[Aim of the task]:
Search the records for the word "count". Copy every line where it appears.

[Extracted records]:
☆ ☆ ☆ ☆

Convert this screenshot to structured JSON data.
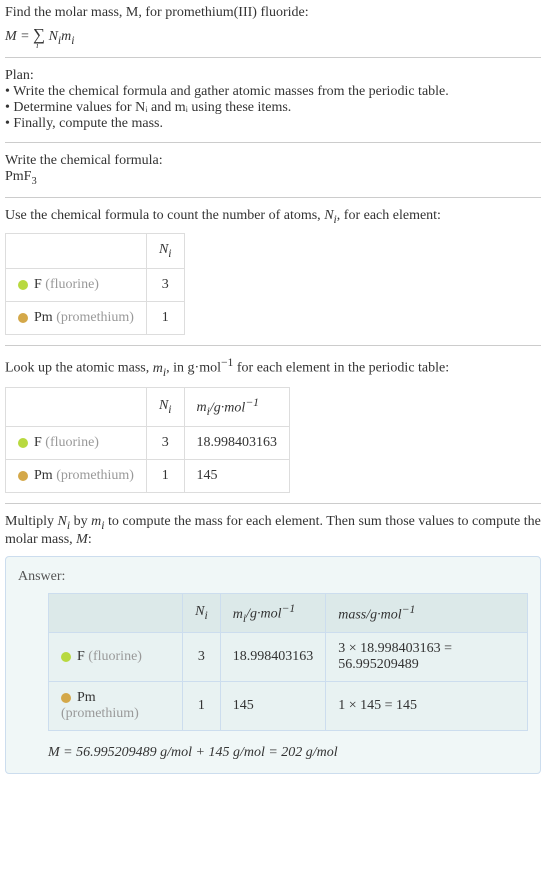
{
  "title": "Find the molar mass, M, for promethium(III) fluoride:",
  "formula_lhs": "M = ",
  "formula_sigma_sub": "i",
  "formula_rhs": " NᵢMᵢ",
  "plan_label": "Plan:",
  "plan_items": [
    "Write the chemical formula and gather atomic masses from the periodic table.",
    "Determine values for Nᵢ and mᵢ using these items.",
    "Finally, compute the mass."
  ],
  "write_formula_label": "Write the chemical formula:",
  "chemical_formula_base": "PmF",
  "chemical_formula_sub": "3",
  "count_atoms_text": "Use the chemical formula to count the number of atoms, Nᵢ, for each element:",
  "table1": {
    "header_ni": "Nᵢ",
    "rows": [
      {
        "symbol": "F",
        "name": "(fluorine)",
        "ni": "3"
      },
      {
        "symbol": "Pm",
        "name": "(promethium)",
        "ni": "1"
      }
    ]
  },
  "lookup_text_pre": "Look up the atomic mass, mᵢ, in g·mol",
  "lookup_text_sup": "−1",
  "lookup_text_post": " for each element in the periodic table:",
  "table2": {
    "header_ni": "Nᵢ",
    "header_mi_pre": "mᵢ/g·mol",
    "header_mi_sup": "−1",
    "rows": [
      {
        "symbol": "F",
        "name": "(fluorine)",
        "ni": "3",
        "mi": "18.998403163"
      },
      {
        "symbol": "Pm",
        "name": "(promethium)",
        "ni": "1",
        "mi": "145"
      }
    ]
  },
  "multiply_text": "Multiply Nᵢ by mᵢ to compute the mass for each element. Then sum those values to compute the molar mass, M:",
  "answer_label": "Answer:",
  "table3": {
    "header_ni": "Nᵢ",
    "header_mi_pre": "mᵢ/g·mol",
    "header_mi_sup": "−1",
    "header_mass_pre": "mass/g·mol",
    "header_mass_sup": "−1",
    "rows": [
      {
        "symbol": "F",
        "name": "(fluorine)",
        "ni": "3",
        "mi": "18.998403163",
        "mass": "3 × 18.998403163 = 56.995209489"
      },
      {
        "symbol": "Pm",
        "name": "(promethium)",
        "ni": "1",
        "mi": "145",
        "mass": "1 × 145 = 145"
      }
    ]
  },
  "final_answer": "M = 56.995209489 g/mol + 145 g/mol = 202 g/mol",
  "chart_data": {
    "type": "table",
    "title": "Molar mass computation for promethium(III) fluoride (PmF3)",
    "elements": [
      {
        "element": "F",
        "name": "fluorine",
        "count": 3,
        "atomic_mass_g_per_mol": 18.998403163,
        "mass_contribution_g_per_mol": 56.995209489
      },
      {
        "element": "Pm",
        "name": "promethium",
        "count": 1,
        "atomic_mass_g_per_mol": 145,
        "mass_contribution_g_per_mol": 145
      }
    ],
    "molar_mass_g_per_mol": 202
  }
}
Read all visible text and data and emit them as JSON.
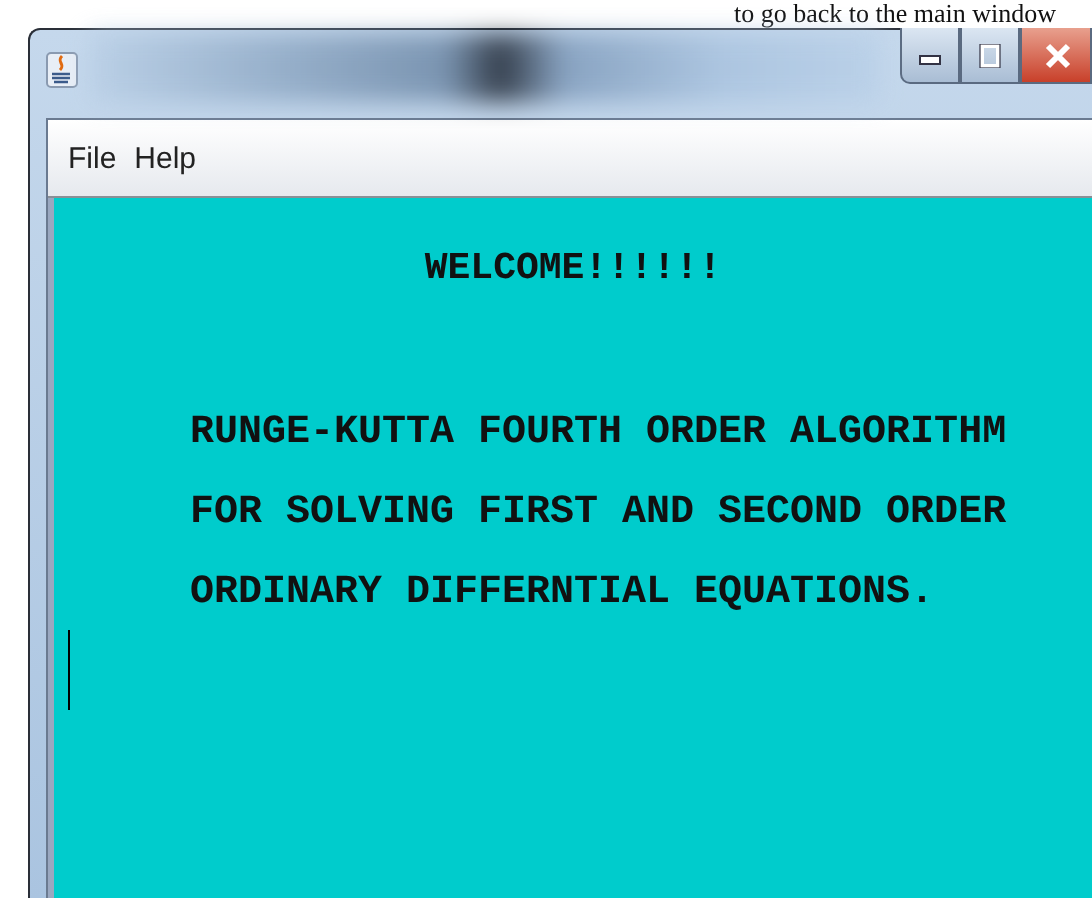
{
  "document_text": "to go back to the main window",
  "window": {
    "menu": [
      {
        "label": "File"
      },
      {
        "label": "Help"
      }
    ]
  },
  "content": {
    "heading": "WELCOME!!!!!!",
    "lines": [
      "RUNGE-KUTTA FOURTH ORDER ALGORITHM",
      "FOR SOLVING FIRST AND SECOND ORDER",
      "ORDINARY DIFFERNTIAL EQUATIONS."
    ]
  }
}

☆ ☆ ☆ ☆

[Written solution]:
  "count_atoms_text": "Use the chemical formula to count the number of atoms, Nᵢ, for each element:",
        "count": 3,
        "count": 1,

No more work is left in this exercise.